SciELO - Scientific Electronic Library Online

 
vol.37 issue10Control of the rat angiotensin I converting enzyme gene by CRE-like sequencesLow variation in ribosomal DNA and internal transcribed spacers of the symbiotic fungi of leaf-cutting ants (Attini: Formicidae) author indexsubject indexarticles search
Home Pagealphabetic serial listing  

Services on Demand

Journal

Article

Indicators

Related links

Share


Brazilian Journal of Medical and Biological Research

Print version ISSN 0100-879XOn-line version ISSN 1414-431X

Abstract

CAVALHEIRO, R.A. et al. Respiration, oxidative phosphorylation, and uncoupling protein in Candida albicans. Braz J Med Biol Res [online]. 2004, vol.37, n.10, pp.1455-1461. ISSN 1414-431X.  https://doi.org/10.1590/S0100-879X2004001000003.

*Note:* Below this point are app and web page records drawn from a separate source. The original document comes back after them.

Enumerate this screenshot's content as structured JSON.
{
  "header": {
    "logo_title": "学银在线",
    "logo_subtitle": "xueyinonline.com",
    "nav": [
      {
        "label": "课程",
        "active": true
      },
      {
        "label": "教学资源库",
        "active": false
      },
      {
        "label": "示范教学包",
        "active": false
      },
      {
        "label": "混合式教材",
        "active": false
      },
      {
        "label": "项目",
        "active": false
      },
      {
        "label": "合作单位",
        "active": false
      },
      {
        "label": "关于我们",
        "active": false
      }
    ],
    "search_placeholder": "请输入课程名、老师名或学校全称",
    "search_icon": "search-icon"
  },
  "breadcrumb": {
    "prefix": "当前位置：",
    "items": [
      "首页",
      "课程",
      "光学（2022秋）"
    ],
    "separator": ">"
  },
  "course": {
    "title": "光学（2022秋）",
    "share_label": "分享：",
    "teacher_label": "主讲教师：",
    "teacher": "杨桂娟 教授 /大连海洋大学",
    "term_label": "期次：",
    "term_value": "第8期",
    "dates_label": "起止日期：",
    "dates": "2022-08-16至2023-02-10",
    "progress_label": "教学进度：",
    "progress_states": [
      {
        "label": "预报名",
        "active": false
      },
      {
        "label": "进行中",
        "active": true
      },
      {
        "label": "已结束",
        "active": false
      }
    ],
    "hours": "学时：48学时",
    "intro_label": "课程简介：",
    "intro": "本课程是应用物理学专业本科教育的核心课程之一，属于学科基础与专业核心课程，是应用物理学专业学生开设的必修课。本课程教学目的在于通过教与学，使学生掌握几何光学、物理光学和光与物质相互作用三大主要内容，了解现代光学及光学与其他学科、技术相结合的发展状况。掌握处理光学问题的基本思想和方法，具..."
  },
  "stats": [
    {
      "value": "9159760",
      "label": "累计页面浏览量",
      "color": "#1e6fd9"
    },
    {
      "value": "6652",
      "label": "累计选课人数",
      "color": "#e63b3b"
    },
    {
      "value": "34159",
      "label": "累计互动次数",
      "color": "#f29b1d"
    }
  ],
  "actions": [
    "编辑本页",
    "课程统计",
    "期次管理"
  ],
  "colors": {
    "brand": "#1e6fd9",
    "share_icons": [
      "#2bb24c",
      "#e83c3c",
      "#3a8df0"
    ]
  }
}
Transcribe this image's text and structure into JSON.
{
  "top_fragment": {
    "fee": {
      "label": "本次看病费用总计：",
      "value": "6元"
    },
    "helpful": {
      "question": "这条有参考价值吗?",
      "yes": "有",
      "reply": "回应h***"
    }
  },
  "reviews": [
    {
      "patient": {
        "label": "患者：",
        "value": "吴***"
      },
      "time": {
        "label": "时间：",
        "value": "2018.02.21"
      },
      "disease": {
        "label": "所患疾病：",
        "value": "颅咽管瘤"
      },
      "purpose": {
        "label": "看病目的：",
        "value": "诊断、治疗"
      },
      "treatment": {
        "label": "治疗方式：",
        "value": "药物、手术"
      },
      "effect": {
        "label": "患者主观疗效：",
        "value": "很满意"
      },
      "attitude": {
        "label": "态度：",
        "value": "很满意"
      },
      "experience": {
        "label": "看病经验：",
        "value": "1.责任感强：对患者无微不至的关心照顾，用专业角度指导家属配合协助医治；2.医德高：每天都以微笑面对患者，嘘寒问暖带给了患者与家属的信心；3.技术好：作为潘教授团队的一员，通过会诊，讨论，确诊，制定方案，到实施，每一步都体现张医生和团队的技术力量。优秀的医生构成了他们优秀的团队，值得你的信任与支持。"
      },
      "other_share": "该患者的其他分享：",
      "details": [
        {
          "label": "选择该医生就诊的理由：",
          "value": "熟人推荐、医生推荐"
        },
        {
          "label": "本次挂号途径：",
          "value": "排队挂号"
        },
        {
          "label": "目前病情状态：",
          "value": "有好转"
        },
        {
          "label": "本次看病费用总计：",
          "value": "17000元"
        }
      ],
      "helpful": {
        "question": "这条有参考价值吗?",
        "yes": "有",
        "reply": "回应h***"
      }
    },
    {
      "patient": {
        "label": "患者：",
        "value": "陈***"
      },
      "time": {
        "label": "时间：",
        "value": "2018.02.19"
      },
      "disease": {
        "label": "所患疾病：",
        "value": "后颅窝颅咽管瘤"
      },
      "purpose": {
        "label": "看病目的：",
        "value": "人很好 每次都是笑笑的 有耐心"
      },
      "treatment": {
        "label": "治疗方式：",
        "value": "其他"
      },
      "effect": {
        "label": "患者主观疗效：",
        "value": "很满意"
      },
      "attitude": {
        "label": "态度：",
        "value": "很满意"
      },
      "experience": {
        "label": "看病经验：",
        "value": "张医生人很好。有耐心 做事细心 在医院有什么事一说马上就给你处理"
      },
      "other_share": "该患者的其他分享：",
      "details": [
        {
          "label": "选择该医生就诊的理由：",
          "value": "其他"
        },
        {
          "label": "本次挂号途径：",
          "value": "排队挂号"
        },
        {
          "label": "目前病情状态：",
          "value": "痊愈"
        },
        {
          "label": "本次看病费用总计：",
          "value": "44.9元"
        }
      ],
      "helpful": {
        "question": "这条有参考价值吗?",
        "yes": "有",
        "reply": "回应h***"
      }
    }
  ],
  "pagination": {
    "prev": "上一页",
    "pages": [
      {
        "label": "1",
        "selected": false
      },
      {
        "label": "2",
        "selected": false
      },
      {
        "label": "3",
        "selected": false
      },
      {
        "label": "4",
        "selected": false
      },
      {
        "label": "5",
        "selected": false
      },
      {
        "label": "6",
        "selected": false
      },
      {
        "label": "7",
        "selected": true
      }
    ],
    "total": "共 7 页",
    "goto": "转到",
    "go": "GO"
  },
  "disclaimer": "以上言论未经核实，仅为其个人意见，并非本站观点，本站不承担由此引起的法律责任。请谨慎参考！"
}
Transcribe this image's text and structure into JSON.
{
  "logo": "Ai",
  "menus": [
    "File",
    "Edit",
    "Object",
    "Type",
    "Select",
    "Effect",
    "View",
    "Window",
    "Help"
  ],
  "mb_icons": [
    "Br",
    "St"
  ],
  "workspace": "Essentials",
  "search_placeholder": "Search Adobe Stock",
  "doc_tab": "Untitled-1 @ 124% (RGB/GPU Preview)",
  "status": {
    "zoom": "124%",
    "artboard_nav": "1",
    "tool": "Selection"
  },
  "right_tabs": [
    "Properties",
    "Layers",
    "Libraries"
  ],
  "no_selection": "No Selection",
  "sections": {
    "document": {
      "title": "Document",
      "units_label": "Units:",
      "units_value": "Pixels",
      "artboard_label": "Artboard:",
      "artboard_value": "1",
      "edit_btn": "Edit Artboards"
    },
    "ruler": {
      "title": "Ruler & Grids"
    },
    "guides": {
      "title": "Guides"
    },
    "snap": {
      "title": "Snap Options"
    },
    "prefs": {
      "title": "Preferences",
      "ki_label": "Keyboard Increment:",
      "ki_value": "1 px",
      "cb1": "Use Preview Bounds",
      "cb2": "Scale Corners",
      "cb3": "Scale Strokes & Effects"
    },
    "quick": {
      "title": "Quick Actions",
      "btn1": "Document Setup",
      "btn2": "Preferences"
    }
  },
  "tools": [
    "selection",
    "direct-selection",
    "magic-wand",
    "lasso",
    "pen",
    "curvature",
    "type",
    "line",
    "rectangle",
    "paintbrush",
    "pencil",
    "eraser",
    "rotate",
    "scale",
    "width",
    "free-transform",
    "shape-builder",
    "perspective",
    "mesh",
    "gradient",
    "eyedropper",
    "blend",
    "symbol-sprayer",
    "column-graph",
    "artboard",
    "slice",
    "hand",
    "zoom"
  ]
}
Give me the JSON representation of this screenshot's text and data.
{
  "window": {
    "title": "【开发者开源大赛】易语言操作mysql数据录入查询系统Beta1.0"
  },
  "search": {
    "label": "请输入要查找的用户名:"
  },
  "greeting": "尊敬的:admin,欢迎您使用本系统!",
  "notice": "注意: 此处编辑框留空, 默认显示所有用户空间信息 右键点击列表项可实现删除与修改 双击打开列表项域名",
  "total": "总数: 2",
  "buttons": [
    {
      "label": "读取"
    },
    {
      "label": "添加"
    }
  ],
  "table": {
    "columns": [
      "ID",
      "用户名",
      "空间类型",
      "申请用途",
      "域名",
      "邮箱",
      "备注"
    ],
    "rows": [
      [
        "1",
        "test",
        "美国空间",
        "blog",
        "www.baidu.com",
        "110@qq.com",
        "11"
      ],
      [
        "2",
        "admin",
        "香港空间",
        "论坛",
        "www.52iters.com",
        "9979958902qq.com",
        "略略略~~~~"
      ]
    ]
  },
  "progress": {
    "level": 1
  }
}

The respiration, membrane potential (Dy), and oxidative phosphorylation of mitochondria in situ were determined in spheroplasts obtained from Candida albicans control strain ATCC 90028 by lyticase treatment. Mitochondria in situ were able to phosphorylate externally added ADP (200 µM) in the presence of 0.05% BSA. Mitochondria in situ generated and sustained stable mitochondrial Dy respiring on 5 mM NAD-linked substrates, 5 mM succinate, or 100 µM N,N,N',N'-tetramethyl-p-phenylenediamine dihydrochloride plus 1 mM ascorbate. Rotenone (4 µM) inhibited respiration by 30% and 2 µM antimycin A or myxothiazole and 1 mM cyanide inhibited it by 85%. Cyanide-insensitive respiration was partially blocked by 2 mM benzohydroxamic acid, suggesting the presence of an alternative oxidase. Candida albicans mitochondria in situ presented a carboxyatractyloside-insensitive increase of Dy induced by 5 mM ATP and 0.5% BSA, and Dy decrease induced by 10 µM linoleic acid, both suggesting the existence of an uncoupling protein. The presence of this protein was subsequently confirmed by immunodetection and respiration experiments with isolated mitochondria. In conclusion, Candida albicans ATCC 90028 possesses an alternative electron transfer chain and alternative oxidase, both absent in animal cells. These pathways can be exceptional targets for the design of new chemotherapeutic agents. Blockage of these respiratory pathways together with inhibition of the uncoupling protein (another potential target for drug design) could lead to increased production of reactive oxygen species, dysfunction of Candida mitochondria, and possibly to oxidative cell death.

Keywords : Candida albicans spheroplasts; Mitochondria; Respiratory chain; Mitochondrial membrane potential; Uncoupling protein.

        · text in English     · English ( pdf )

 

Creative Commons License All the contents of this journal, except where otherwise noted, is licensed under a Creative Commons Attribution License